If you aren't familiar with Microsoft's SOA Strategy, I'll sum it up for you:
BizTalk + WCF + Vaporware = SOA
Yesterday, I attended a Microsoft SOA event to get briefed on their strategy. To say the least, I found myself disappointed. After 3 hours of showing slides and demo's I finally concluded that Microsoft's SOA efforts to date have been a failure.
At the heart of their strategy is BizTalk. It's the one SKU that they can actually sell that is related to SOA. And if you listen to Microsoft, you'll be told that virtually all SOA paths lead to BizTalk. If memory serves me, BizTalk was released in Beta in 1998 and became generally available in December of 2000. This isn't exactly a new SOA product.
Windows Communication Foundation (WCF) is a fairly new component that was introduced in the last couple years as a pluggable framework to enable the Web service protocols.
The third part of the equation is Oslo. This mythical beast is basically the next version of a bunch of products which will help build on the vision of Software Factories. Oslo will not be 'released' as a unit, but rather each individual product will get released on its own timeline.
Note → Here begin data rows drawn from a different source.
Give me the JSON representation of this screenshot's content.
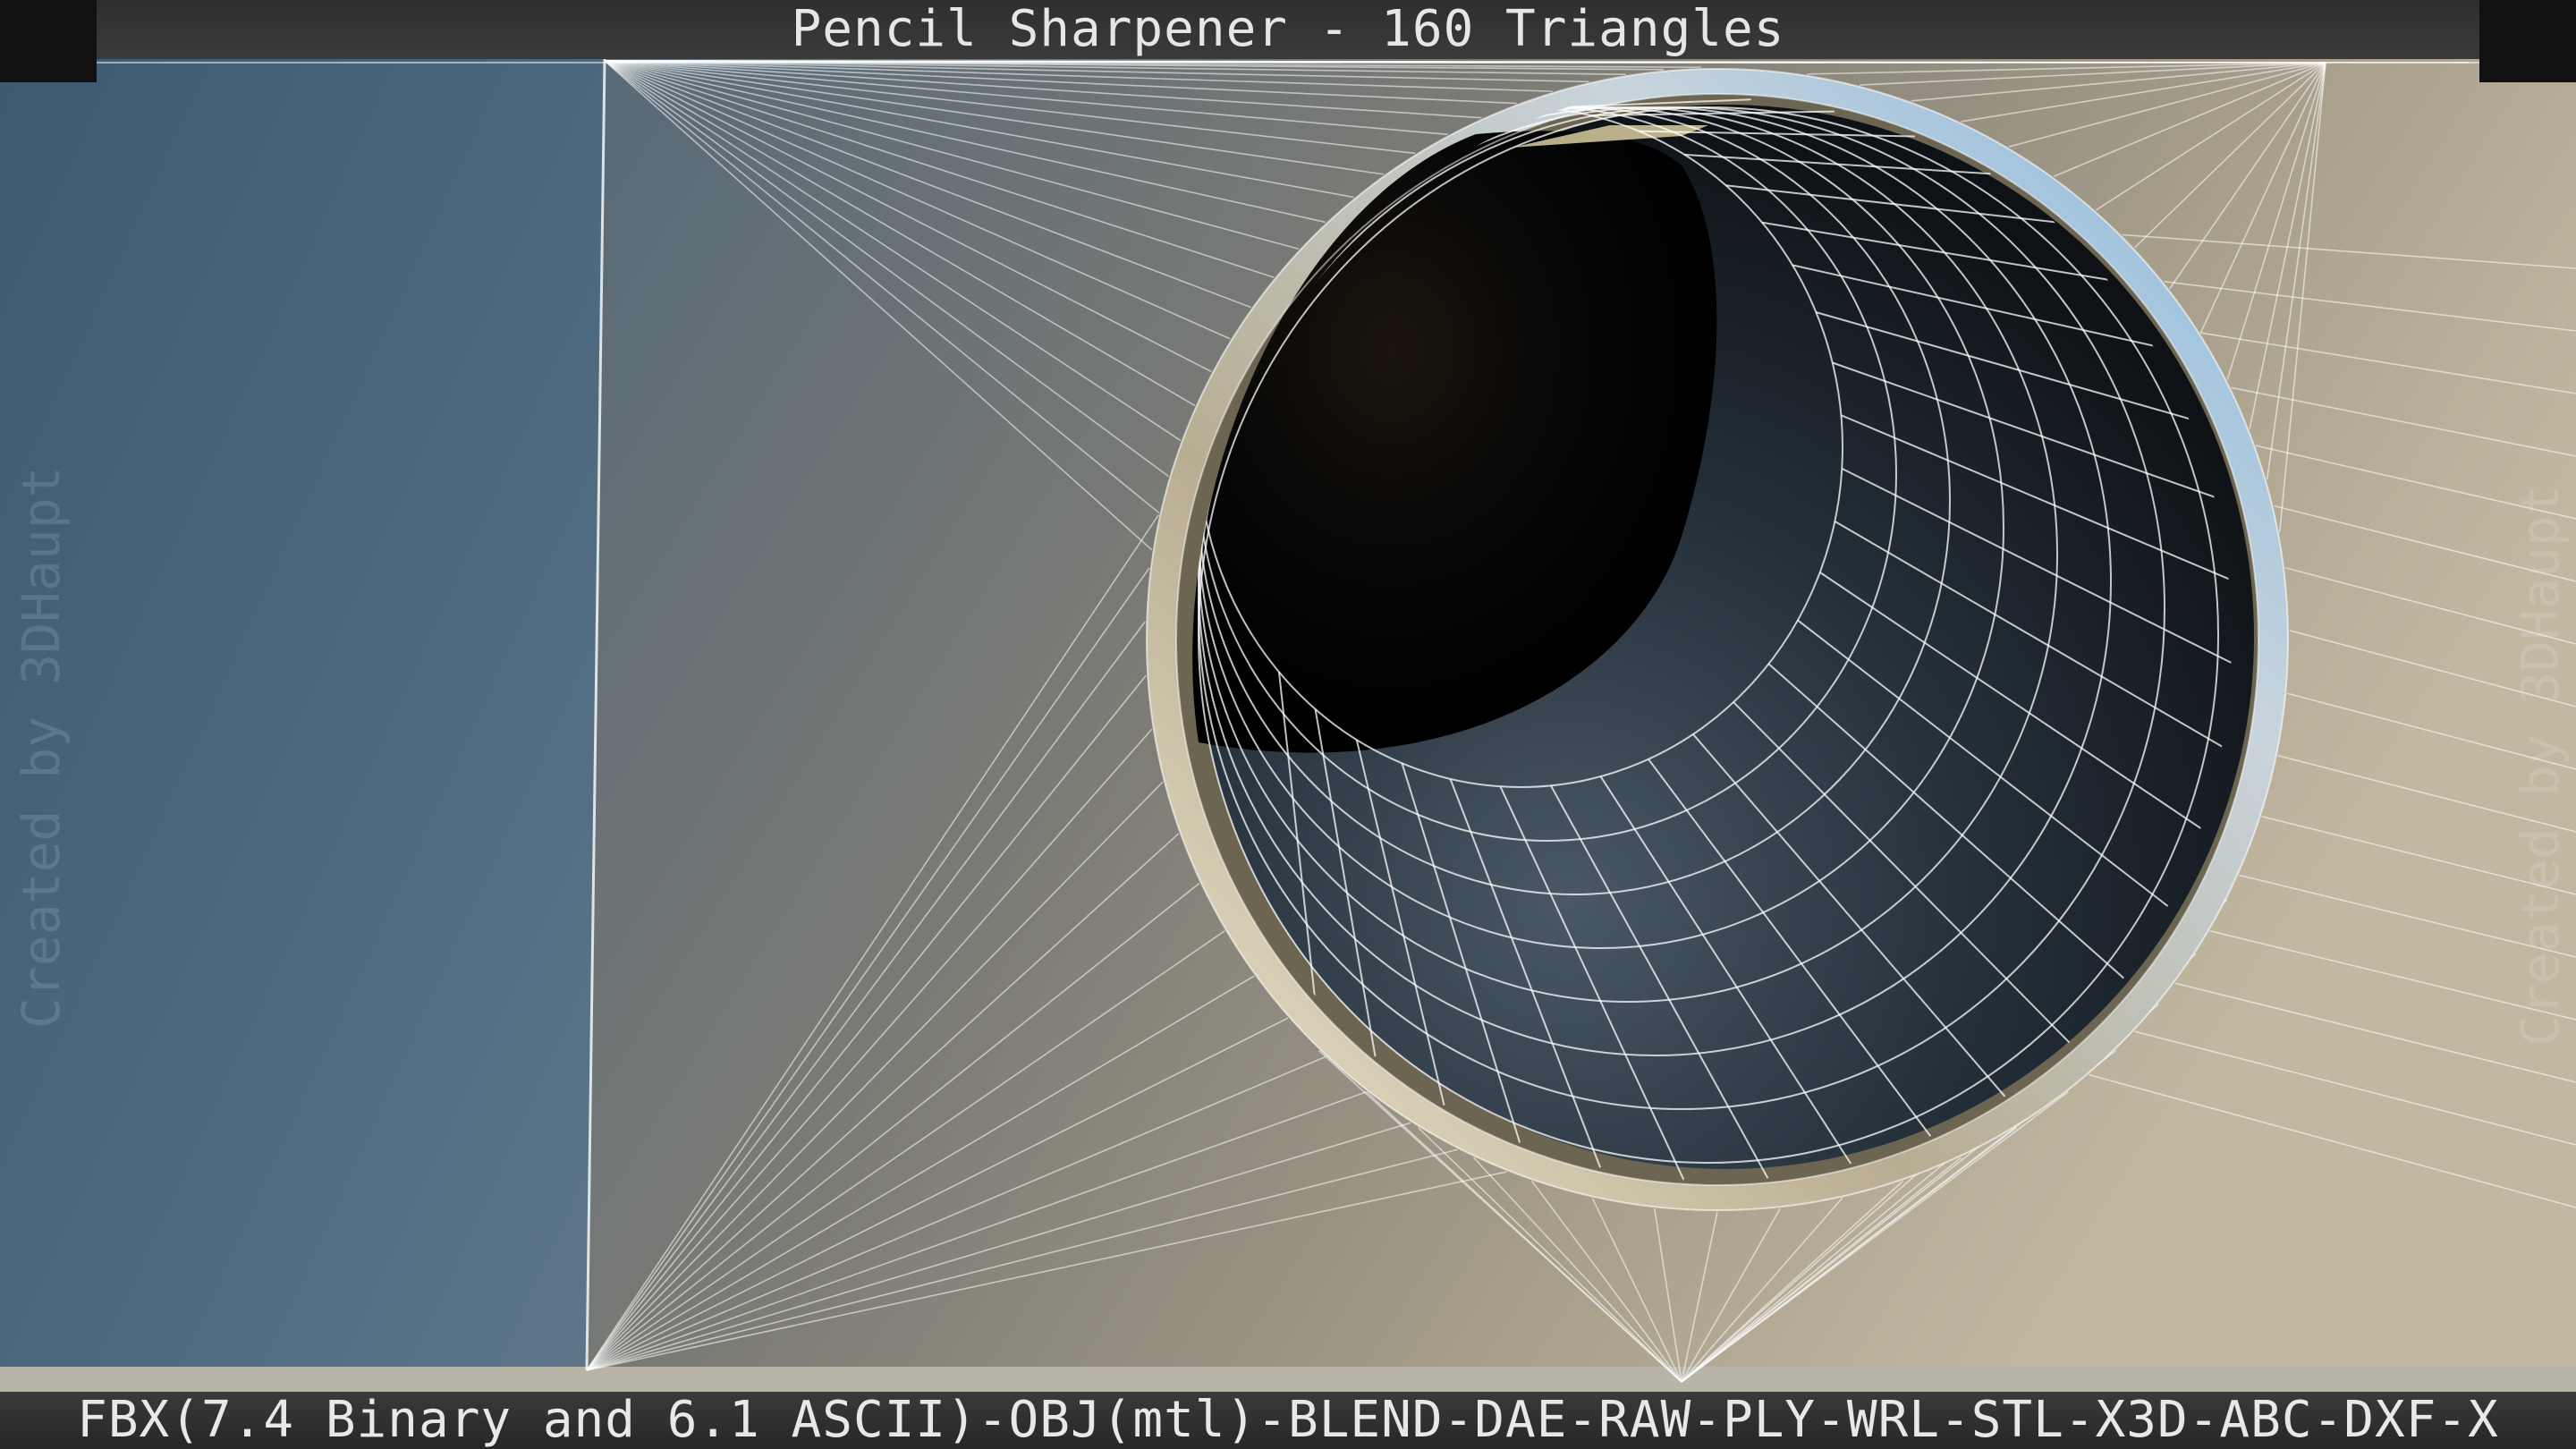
{
  "header": {
    "title": "Pencil Sharpener - 160 Triangles"
  },
  "footer": {
    "formats": "FBX(7.4 Binary and 6.1 ASCII)-OBJ(mtl)-BLEND-DAE-RAW-PLY-WRL-STL-X3D-ABC-DXF-X"
  },
  "watermarks": {
    "left": "Created by 3DHaupt",
    "right": "Created by 3DHaupt"
  },
  "scene": {
    "subject": "wireframe-render",
    "colors": {
      "wire": "#ffffff",
      "surface_light": "#bdb4a0",
      "surface_dark": "#3d5566",
      "hole_interior": "#0a0a0a"
    }
  }
}
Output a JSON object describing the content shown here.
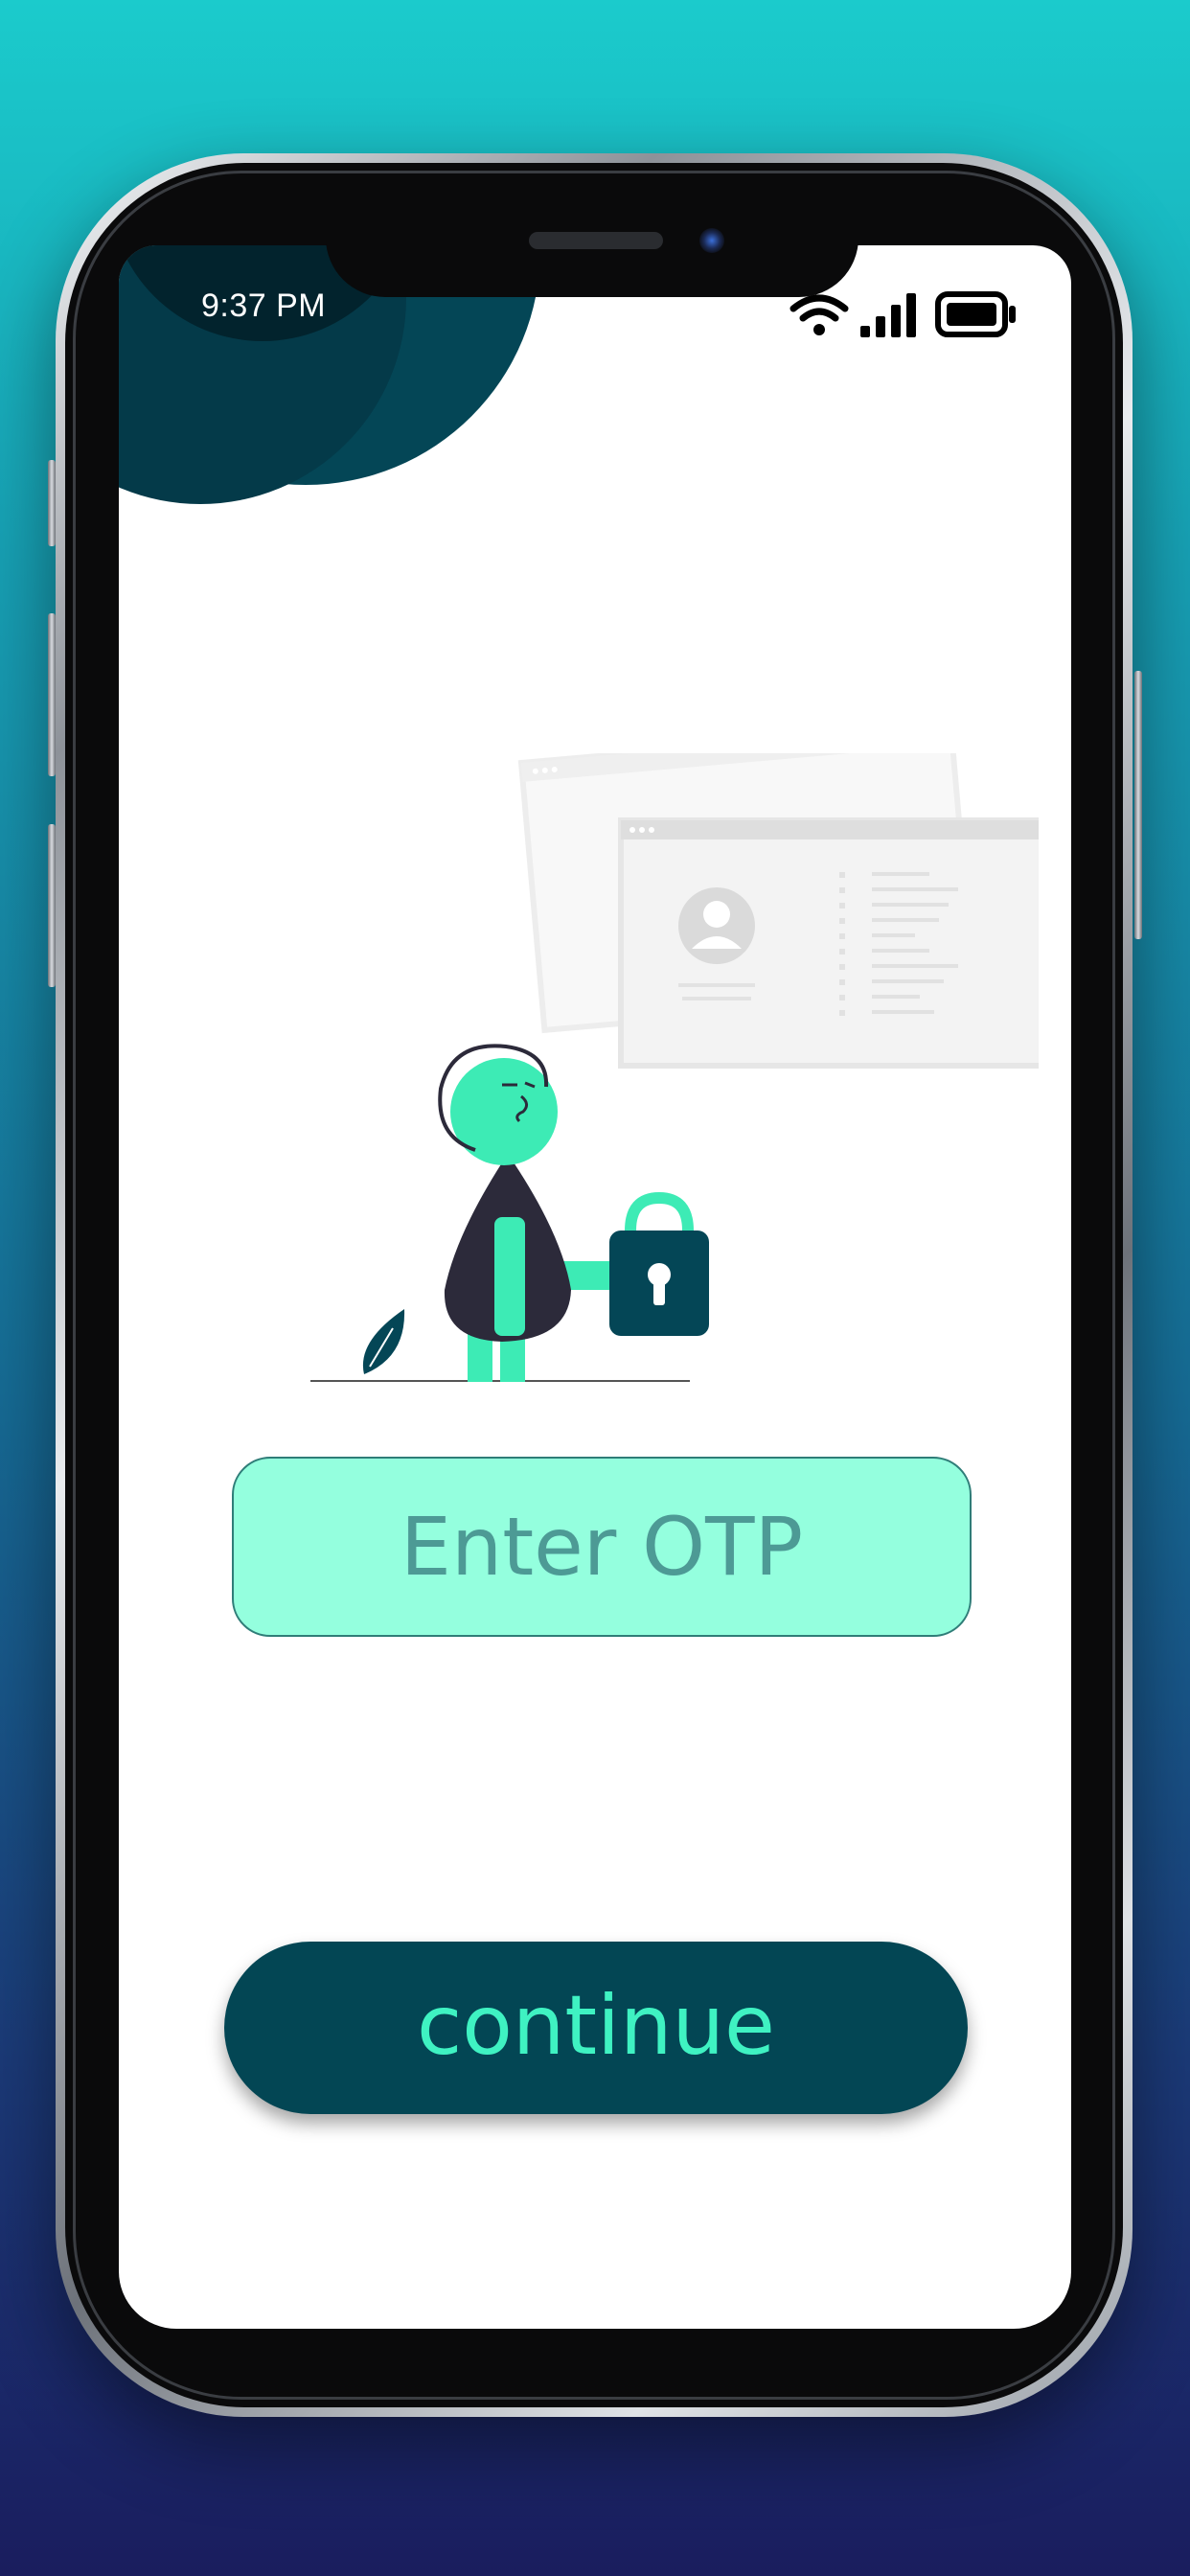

Robert Wahbe, the Microsoft executive in charge of the Connected Systems vision, must either be sitting on some elaborate game plan which involves a well-kept secret to acquire some actual SOA products, or he's in serious trouble. It is clear that Microsoft no longer has the killer instinct that it had years ago. But even then, the lack of results in this area must stand out like a sore thumb.